Media pluralism and media freedom in the EU

25-04-2018

Media freedom and pluralism are among the rights and principles enshrined in the European Charter of Fundamental Rights and in the European Convention on Human Rights, as well as part of the Copenhagen criteria for membership of the EU, related to democracy and human rights. Despite that, there are currently concerns regarding threats to media freedom and pluralism in the EU. The own-initiative report on Media Pluralism and Media Freedom in the EU, due to be voted in plenary in May, aims at contributing ...

Media freedom and pluralism are among the rights and principles enshrined in the European Charter of Fundamental Rights and in the European Convention on Human Rights, as well as part of the Copenhagen criteria for membership of the EU, related to democracy and human rights. Despite that, there are currently concerns regarding threats to media freedom and pluralism in the EU. The own-initiative report on Media Pluralism and Media Freedom in the EU, due to be voted in plenary in May, aims at contributing towards free and pluralistic media systems across the EU that play a key role in any democratic society.

Law enforcement access to financial data

11-04-2018

Access to financial data by law enforcement authorities is seen as critical for preventing crime. This briefing looks at the specific provisions contained in EU instruments that have facilitated this access, and examines the exchange of financial data at EU level but also with non-EU countries. It shows that such access has significantly broadened in the last decades. The private sector, which collects most of these data, has been increasingly regulated; as a result, the sources of information available ...

Access to financial data by law enforcement authorities is seen as critical for preventing crime. This briefing looks at the specific provisions contained in EU instruments that have facilitated this access, and examines the exchange of financial data at EU level but also with non-EU countries. It shows that such access has significantly broadened in the last decades. The private sector, which collects most of these data, has been increasingly regulated; as a result, the sources of information available to the competent authorities have multiplied. The exchange of these data at EU level has been furthermore considerably simplified. However, law enforcement authorities still see significant challenges to accessing and exchanging financial information. The Commission plans to address these challenges through a number of initiatives that it announced in its 2018 work programme. On the other hand, such broadened access does not occur without debates and controversies, in particular in relation to efficiency at the operational level, adequate scrutiny and fundamental rights compliance.

Partners

Stay connected

email update imageEmail updates system

You can follow anyone or anything linked to the Parliament using the email updates system, which sends updates directly to your mailbox. This includes the latest news about MEPs, committees, the news services or the Think Tank.

You can access the system from any page on the Parliament website. To sign up and receive notifications on Think Tank, simply submit your email address, select the subject you are interested in, indicate how often you want to be informed (daily, weekly or monthly) and confirm the registration by clicking on the link that will be emailed to you.

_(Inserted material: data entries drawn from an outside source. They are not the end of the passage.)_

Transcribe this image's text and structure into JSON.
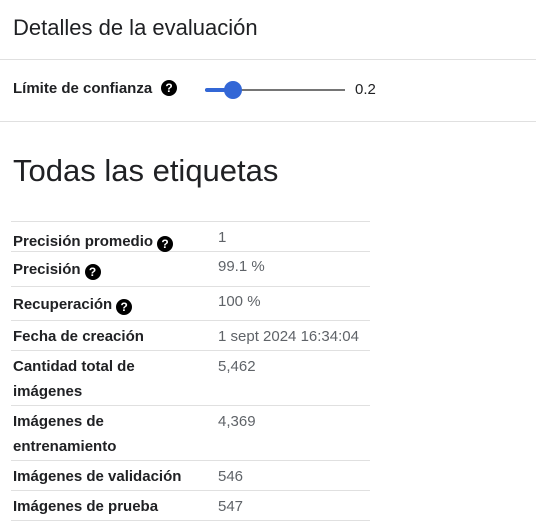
{
  "header": {
    "title": "Detalles de la evaluación"
  },
  "confidence": {
    "label": "Límite de confianza",
    "help_icon": "help-circle-icon",
    "value": 0.2,
    "value_label": "0.2",
    "accent": "#3367d6"
  },
  "section": {
    "title": "Todas las etiquetas"
  },
  "metrics": {
    "rows": [
      {
        "label": "Precisión promedio",
        "value": "1",
        "help": true
      },
      {
        "label": "Precisión",
        "value": "99.1 %",
        "help": true
      },
      {
        "label": "Recuperación",
        "value": "100 %",
        "help": true
      },
      {
        "label": "Fecha de creación",
        "value": "1 sept 2024 16:34:04",
        "help": false
      },
      {
        "label": "Cantidad total de imágenes",
        "value": "5,462",
        "help": false
      },
      {
        "label": "Imágenes de entrenamiento",
        "value": "4,369",
        "help": false
      },
      {
        "label": "Imágenes de validación",
        "value": "546",
        "help": false
      },
      {
        "label": "Imágenes de prueba",
        "value": "547",
        "help": false
      }
    ]
  }
}
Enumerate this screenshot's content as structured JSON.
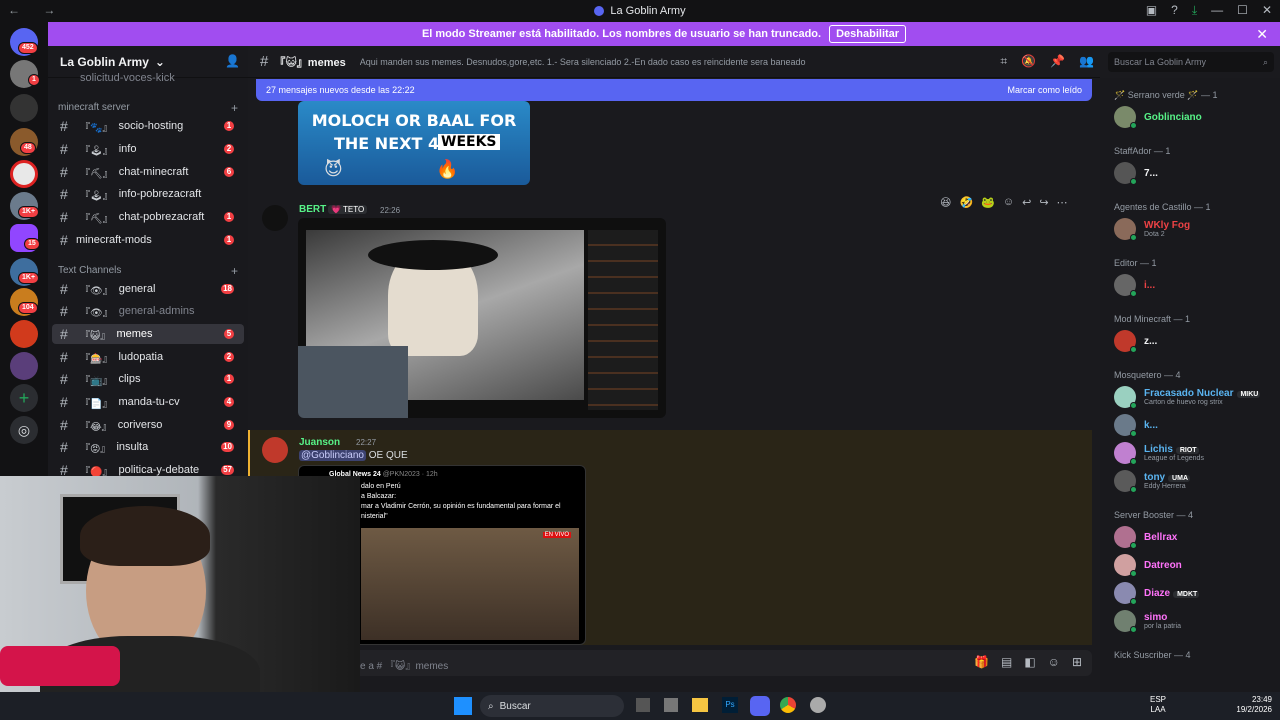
{
  "window": {
    "title": "La Goblin Army"
  },
  "banner": {
    "text": "El modo Streamer está habilitado. Los nombres de usuario se han truncado.",
    "button": "Deshabilitar"
  },
  "rail_badges": [
    "452",
    "1",
    "48",
    "1K+",
    "15",
    "1K+",
    "104"
  ],
  "server": {
    "name": "La Goblin Army"
  },
  "sidebar": {
    "cut_item": "solicitud-voces-kick",
    "categories": {
      "minecraft": "minecraft server",
      "text": "Text Channels"
    },
    "channels": [
      {
        "emoji": "『🐾』",
        "name": "socio-hosting",
        "count": "1"
      },
      {
        "emoji": "『🕹』",
        "name": "info",
        "count": "2"
      },
      {
        "emoji": "『⛏』",
        "name": "chat-minecraft",
        "count": "6"
      },
      {
        "emoji": "『🕹』",
        "name": "info-pobrezacraft",
        "count": ""
      },
      {
        "emoji": "『⛏』",
        "name": "chat-pobrezacraft",
        "count": "1"
      },
      {
        "emoji": "",
        "name": "minecraft-mods",
        "count": "1"
      },
      {
        "emoji": "『👁』",
        "name": "general",
        "count": "18"
      },
      {
        "emoji": "『👁』",
        "name": "general-admins",
        "count": ""
      },
      {
        "emoji": "『😺』",
        "name": "memes",
        "count": "5"
      },
      {
        "emoji": "『🎰』",
        "name": "ludopatia",
        "count": "2"
      },
      {
        "emoji": "『📺』",
        "name": "clips",
        "count": "1"
      },
      {
        "emoji": "『📄』",
        "name": "manda-tu-cv",
        "count": "4"
      },
      {
        "emoji": "『😂』",
        "name": "coriverso",
        "count": "9"
      },
      {
        "emoji": "『😡』",
        "name": "insulta",
        "count": "10"
      },
      {
        "emoji": "『🔴』",
        "name": "politica-y-debate",
        "count": "57"
      }
    ]
  },
  "channel": {
    "name": "『😺』memes",
    "topic": "Aqui manden sus memes. Desnudos,gore,etc. 1.- Sera silenciado 2.-En dado caso es reincidente sera baneado"
  },
  "search": {
    "placeholder": "Buscar La Goblin Army"
  },
  "newbar": {
    "text": "27 mensajes nuevos desde las 22:22",
    "action": "Marcar como leído"
  },
  "messages": [
    {
      "image_caption_lines": [
        "MOLOCH OR BAAL FOR",
        "THE NEXT 4",
        "WEEKS"
      ]
    },
    {
      "user": "BERT",
      "tag": "TETO",
      "time": "22:26"
    },
    {
      "user": "Juanson",
      "time": "22:27",
      "mention": "@Goblinciano",
      "text": "OE QUE",
      "embed": {
        "author": "Global News 24",
        "handle": "@PKN2023 · 12h",
        "line1": "dalo en Perú",
        "line2": "a Balcazar:",
        "line3": "mar a Vladimir Cerrón, su opinión es fundamental para formar el",
        "line4": "nisterial\"",
        "live": "EN VIVO"
      }
    }
  ],
  "composer": {
    "placeholder": "e a # 『😺』memes"
  },
  "members": {
    "roles": [
      {
        "label": "🪄 Serrano verde 🪄 — 1",
        "members": [
          {
            "name": "Goblinciano",
            "color": "#57f287",
            "sub": ""
          }
        ]
      },
      {
        "label": "StaffAdor — 1",
        "members": [
          {
            "name": "7...",
            "color": "#f2f3f5",
            "sub": ""
          }
        ]
      },
      {
        "label": "Agentes de Castillo — 1",
        "members": [
          {
            "name": "WKly Fog",
            "color": "#ed4245",
            "sub": "Dota 2"
          }
        ]
      },
      {
        "label": "Editor — 1",
        "members": [
          {
            "name": "i...",
            "color": "#ed4245",
            "sub": ""
          }
        ]
      },
      {
        "label": "Mod Minecraft — 1",
        "members": [
          {
            "name": "z...",
            "color": "#f2f3f5",
            "sub": ""
          }
        ]
      },
      {
        "label": "Mosquetero — 4",
        "members": [
          {
            "name": "Fracasado Nuclear",
            "color": "#5ab4f0",
            "tag": "MIKU",
            "sub": "Carton de huevo rog strix"
          },
          {
            "name": "k...",
            "color": "#5ab4f0",
            "sub": ""
          },
          {
            "name": "Lichis",
            "color": "#5ab4f0",
            "tag": "RIOT",
            "sub": "League of Legends"
          },
          {
            "name": "tony",
            "color": "#5ab4f0",
            "tag": "UMA",
            "sub": "Eddy Herrera"
          }
        ]
      },
      {
        "label": "Server Booster — 4",
        "members": [
          {
            "name": "Bellrax",
            "color": "#ff73fa",
            "sub": ""
          },
          {
            "name": "Datreon",
            "color": "#ff73fa",
            "sub": ""
          },
          {
            "name": "Diaze",
            "color": "#ff73fa",
            "tag": "MDKT",
            "sub": ""
          },
          {
            "name": "simo",
            "color": "#ff73fa",
            "sub": "por la patria"
          }
        ]
      },
      {
        "label": "Kick Suscriber — 4",
        "members": []
      }
    ]
  },
  "taskbar": {
    "search": "Buscar",
    "lang1": "ESP",
    "lang2": "LAA",
    "time": "23:49",
    "date": "19/2/2026"
  },
  "colors": {
    "accent": "#5865f2",
    "streamer": "#a14df0",
    "bert": "#57f287",
    "juanson": "#57f287"
  }
}
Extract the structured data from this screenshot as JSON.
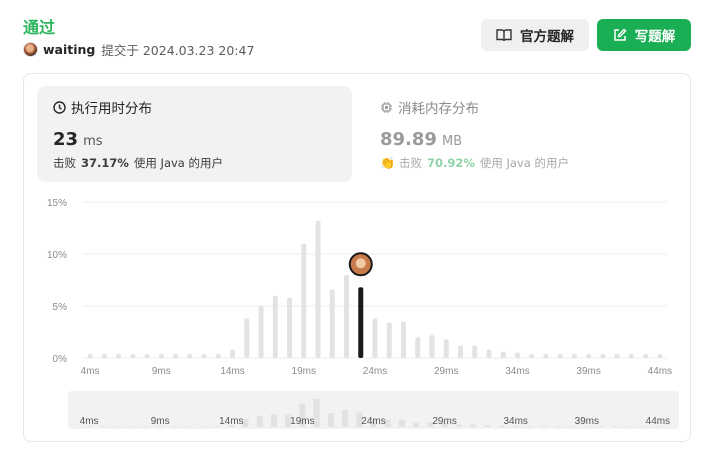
{
  "header": {
    "status": "通过",
    "username": "waiting",
    "submitted_at": "提交于 2024.03.23 20:47",
    "solutions_label": "官方题解",
    "write_label": "写题解"
  },
  "runtime": {
    "title": "执行用时分布",
    "value": "23",
    "unit": "ms",
    "beats_prefix": "击败",
    "beats_pct": "37.17%",
    "beats_suffix": "使用 Java 的用户"
  },
  "memory": {
    "title": "消耗内存分布",
    "value": "89.89",
    "unit": "MB",
    "beats_prefix": "击败",
    "beats_pct": "70.92%",
    "beats_suffix": "使用 Java 的用户"
  },
  "colors": {
    "accent": "#2db55d",
    "button": "#1aae55",
    "bar": "#e3e3e3",
    "highlight": "#1a1a1a"
  },
  "chart_data": {
    "type": "bar",
    "title": "",
    "xlabel": "",
    "ylabel": "",
    "ylim": [
      0,
      15
    ],
    "yticks": [
      "0%",
      "5%",
      "10%",
      "15%"
    ],
    "ytick_values": [
      0,
      5,
      10,
      15
    ],
    "x": [
      4,
      5,
      6,
      7,
      8,
      9,
      10,
      11,
      12,
      13,
      14,
      15,
      16,
      17,
      18,
      19,
      20,
      21,
      22,
      23,
      24,
      25,
      26,
      27,
      28,
      29,
      30,
      31,
      32,
      33,
      34,
      35,
      36,
      37,
      38,
      39,
      40,
      41,
      42,
      43,
      44
    ],
    "x_tick_labels": [
      "4ms",
      "9ms",
      "14ms",
      "19ms",
      "24ms",
      "29ms",
      "34ms",
      "39ms",
      "44ms"
    ],
    "x_tick_values": [
      4,
      9,
      14,
      19,
      24,
      29,
      34,
      39,
      44
    ],
    "values": [
      0.4,
      0.4,
      0.4,
      0.4,
      0.4,
      0.4,
      0.4,
      0.4,
      0.4,
      0.4,
      0.8,
      3.8,
      5.0,
      6.0,
      5.8,
      11.0,
      13.2,
      6.6,
      8.0,
      6.8,
      3.8,
      3.4,
      3.5,
      2.0,
      2.2,
      1.8,
      1.2,
      1.2,
      0.8,
      0.6,
      0.5,
      0.4,
      0.4,
      0.4,
      0.4,
      0.4,
      0.4,
      0.4,
      0.4,
      0.4,
      0.4
    ],
    "highlight_x": 23,
    "overview_tick_labels": [
      "4ms",
      "9ms",
      "14ms",
      "19ms",
      "24ms",
      "29ms",
      "34ms",
      "39ms",
      "44ms"
    ]
  }
}
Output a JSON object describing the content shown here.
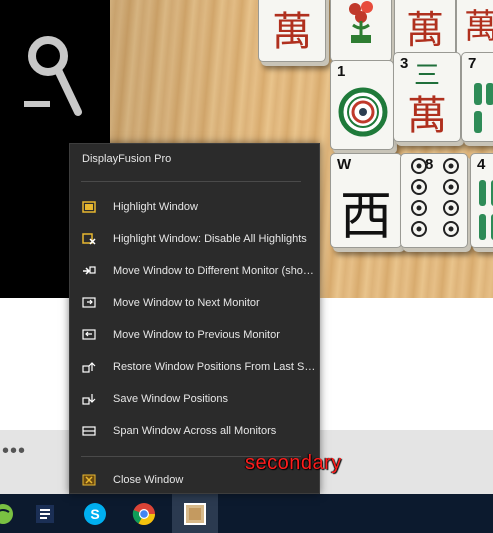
{
  "menu": {
    "title": "DisplayFusion Pro",
    "items": [
      {
        "label": "Highlight Window",
        "icon": "highlight-window-icon"
      },
      {
        "label": "Highlight Window: Disable All Highlights",
        "icon": "disable-highlights-icon"
      },
      {
        "label": "Move Window to Different Monitor (sho…",
        "icon": "move-monitor-icon"
      },
      {
        "label": "Move Window to Next Monitor",
        "icon": "next-monitor-icon"
      },
      {
        "label": "Move Window to Previous Monitor",
        "icon": "previous-monitor-icon"
      },
      {
        "label": "Restore Window Positions From Last Save",
        "icon": "restore-positions-icon"
      },
      {
        "label": "Save Window Positions",
        "icon": "save-positions-icon"
      },
      {
        "label": "Span Window Across all Monitors",
        "icon": "span-window-icon"
      }
    ],
    "close_label": "Close Window"
  },
  "annotation": "secondary",
  "tiles": {
    "t1_num": "1",
    "t2_num": "3",
    "t3_num": "7",
    "t4_num": "W",
    "t5_num": "8",
    "t6_num": "4",
    "wan": "萬",
    "west": "西",
    "three": "三"
  },
  "taskbar": {
    "apps": [
      "app-icon-green",
      "notes-app-icon",
      "skype-icon",
      "chrome-icon",
      "mahjong-app-icon"
    ]
  },
  "colors": {
    "menu_bg": "#2b2b2b",
    "accent_icon": "#e8b830",
    "annotation_red": "#ff1c1c",
    "taskbar": "#0c1a2e"
  }
}
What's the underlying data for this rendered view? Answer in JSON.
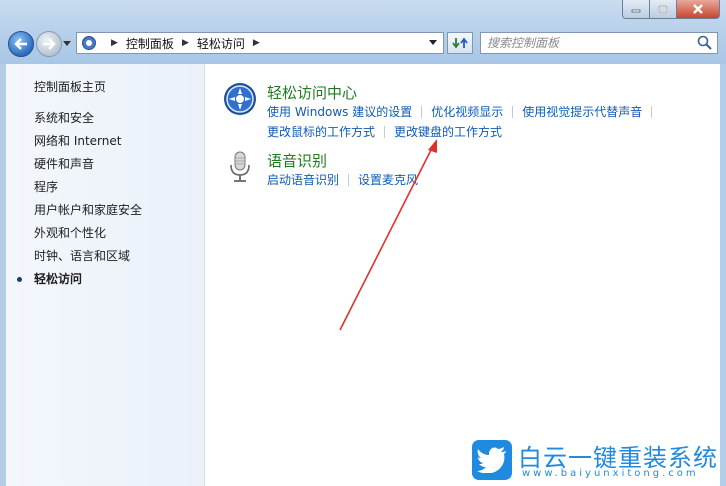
{
  "window": {
    "caption_buttons": {
      "minimize": "minimize",
      "maximize": "maximize",
      "close": "close"
    }
  },
  "address": {
    "crumbs": [
      "控制面板",
      "轻松访问"
    ]
  },
  "search": {
    "placeholder": "搜索控制面板"
  },
  "sidebar": {
    "home": "控制面板主页",
    "items": [
      {
        "label": "系统和安全",
        "active": false
      },
      {
        "label": "网络和 Internet",
        "active": false
      },
      {
        "label": "硬件和声音",
        "active": false
      },
      {
        "label": "程序",
        "active": false
      },
      {
        "label": "用户帐户和家庭安全",
        "active": false
      },
      {
        "label": "外观和个性化",
        "active": false
      },
      {
        "label": "时钟、语言和区域",
        "active": false
      },
      {
        "label": "轻松访问",
        "active": true
      }
    ]
  },
  "categories": [
    {
      "title": "轻松访问中心",
      "icon": "ease-of-access-icon",
      "links": [
        "使用 Windows 建议的设置",
        "优化视频显示",
        "使用视觉提示代替声音",
        "更改鼠标的工作方式",
        "更改键盘的工作方式"
      ]
    },
    {
      "title": "语音识别",
      "icon": "microphone-icon",
      "links": [
        "启动语音识别",
        "设置麦克风"
      ]
    }
  ],
  "watermark": {
    "title": "白云一键重装系统",
    "url": "www.baiyunxitong.com"
  },
  "colors": {
    "link": "#0f5bb5",
    "category_title": "#1f7b1f",
    "annotation_arrow": "#e0302a",
    "watermark": "#1f8ae0"
  }
}
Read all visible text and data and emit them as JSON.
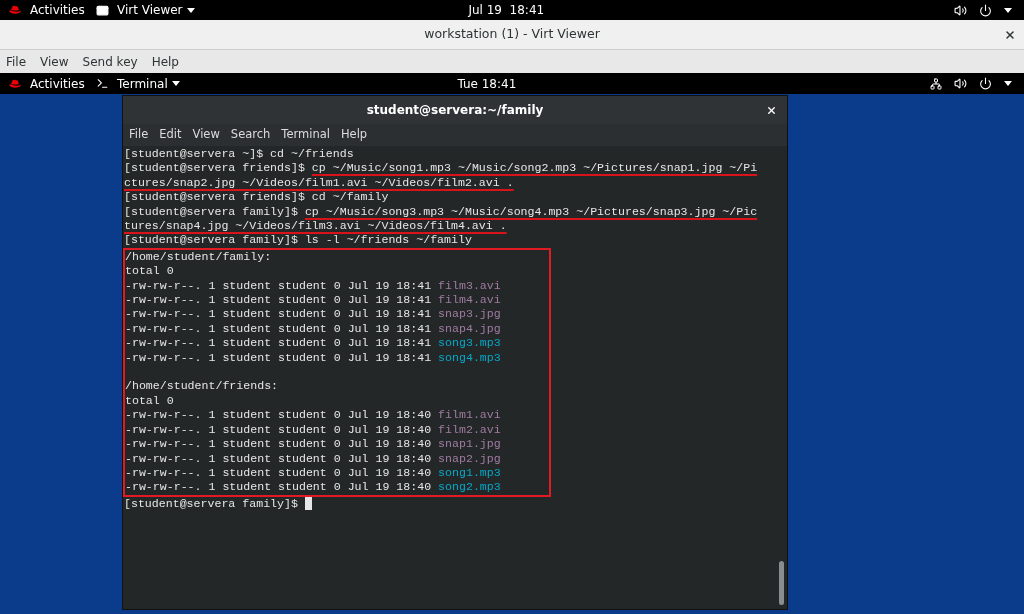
{
  "host_top_bar": {
    "activities": "Activities",
    "app_menu": "Virt Viewer",
    "clock": "Jul 19  18:41"
  },
  "viewer_window": {
    "title": "workstation (1) - Virt Viewer",
    "menu": [
      "File",
      "View",
      "Send key",
      "Help"
    ]
  },
  "guest_top_bar": {
    "activities": "Activities",
    "app_menu": "Terminal",
    "clock": "Tue 18:41"
  },
  "terminal": {
    "title": "student@servera:~/family",
    "menu": [
      "File",
      "Edit",
      "View",
      "Search",
      "Terminal",
      "Help"
    ],
    "lines": [
      {
        "kind": "prompt",
        "prompt": "[student@servera ~]$",
        "command": "cd ~/friends",
        "underlined": false
      },
      {
        "kind": "prompt",
        "prompt": "[student@servera friends]$",
        "command": "cp ~/Music/song1.mp3 ~/Music/song2.mp3 ~/Pictures/snap1.jpg ~/Pi",
        "underlined": true
      },
      {
        "kind": "wrap",
        "text": "ctures/snap2.jpg ~/Videos/film1.avi ~/Videos/film2.avi .",
        "underlined": true
      },
      {
        "kind": "prompt",
        "prompt": "[student@servera friends]$",
        "command": "cd ~/family",
        "underlined": false
      },
      {
        "kind": "prompt",
        "prompt": "[student@servera family]$",
        "command": "cp ~/Music/song3.mp3 ~/Music/song4.mp3 ~/Pictures/snap3.jpg ~/Pic",
        "underlined": true
      },
      {
        "kind": "wrap",
        "text": "tures/snap4.jpg ~/Videos/film3.avi ~/Videos/film4.avi .",
        "underlined": true
      },
      {
        "kind": "prompt",
        "prompt": "[student@servera family]$",
        "command": "ls -l ~/friends ~/family",
        "underlined": false
      }
    ],
    "highlighted_output": [
      {
        "kind": "text",
        "text": "/home/student/family:"
      },
      {
        "kind": "text",
        "text": "total 0"
      },
      {
        "kind": "file",
        "details": "-rw-rw-r--. 1 student student 0 Jul 19 18:41",
        "name": "film3.avi",
        "color": "#a07ba0"
      },
      {
        "kind": "file",
        "details": "-rw-rw-r--. 1 student student 0 Jul 19 18:41",
        "name": "film4.avi",
        "color": "#a07ba0"
      },
      {
        "kind": "file",
        "details": "-rw-rw-r--. 1 student student 0 Jul 19 18:41",
        "name": "snap3.jpg",
        "color": "#a07ba0"
      },
      {
        "kind": "file",
        "details": "-rw-rw-r--. 1 student student 0 Jul 19 18:41",
        "name": "snap4.jpg",
        "color": "#a07ba0"
      },
      {
        "kind": "file",
        "details": "-rw-rw-r--. 1 student student 0 Jul 19 18:41",
        "name": "song3.mp3",
        "color": "#06a8c8"
      },
      {
        "kind": "file",
        "details": "-rw-rw-r--. 1 student student 0 Jul 19 18:41",
        "name": "song4.mp3",
        "color": "#06a8c8"
      },
      {
        "kind": "blank"
      },
      {
        "kind": "text",
        "text": "/home/student/friends:"
      },
      {
        "kind": "text",
        "text": "total 0"
      },
      {
        "kind": "file",
        "details": "-rw-rw-r--. 1 student student 0 Jul 19 18:40",
        "name": "film1.avi",
        "color": "#a07ba0"
      },
      {
        "kind": "file",
        "details": "-rw-rw-r--. 1 student student 0 Jul 19 18:40",
        "name": "film2.avi",
        "color": "#a07ba0"
      },
      {
        "kind": "file",
        "details": "-rw-rw-r--. 1 student student 0 Jul 19 18:40",
        "name": "snap1.jpg",
        "color": "#a07ba0"
      },
      {
        "kind": "file",
        "details": "-rw-rw-r--. 1 student student 0 Jul 19 18:40",
        "name": "snap2.jpg",
        "color": "#a07ba0"
      },
      {
        "kind": "file",
        "details": "-rw-rw-r--. 1 student student 0 Jul 19 18:40",
        "name": "song1.mp3",
        "color": "#06a8c8"
      },
      {
        "kind": "file",
        "details": "-rw-rw-r--. 1 student student 0 Jul 19 18:40",
        "name": "song2.mp3",
        "color": "#06a8c8"
      }
    ],
    "final_prompt": {
      "prompt": "[student@servera family]$",
      "cursor": true
    }
  }
}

RSS imageRSS feeds

Follow all news and updates from the European Parliament website by making use of our RSS feed.

Please click on the link below to configure your RSS feed.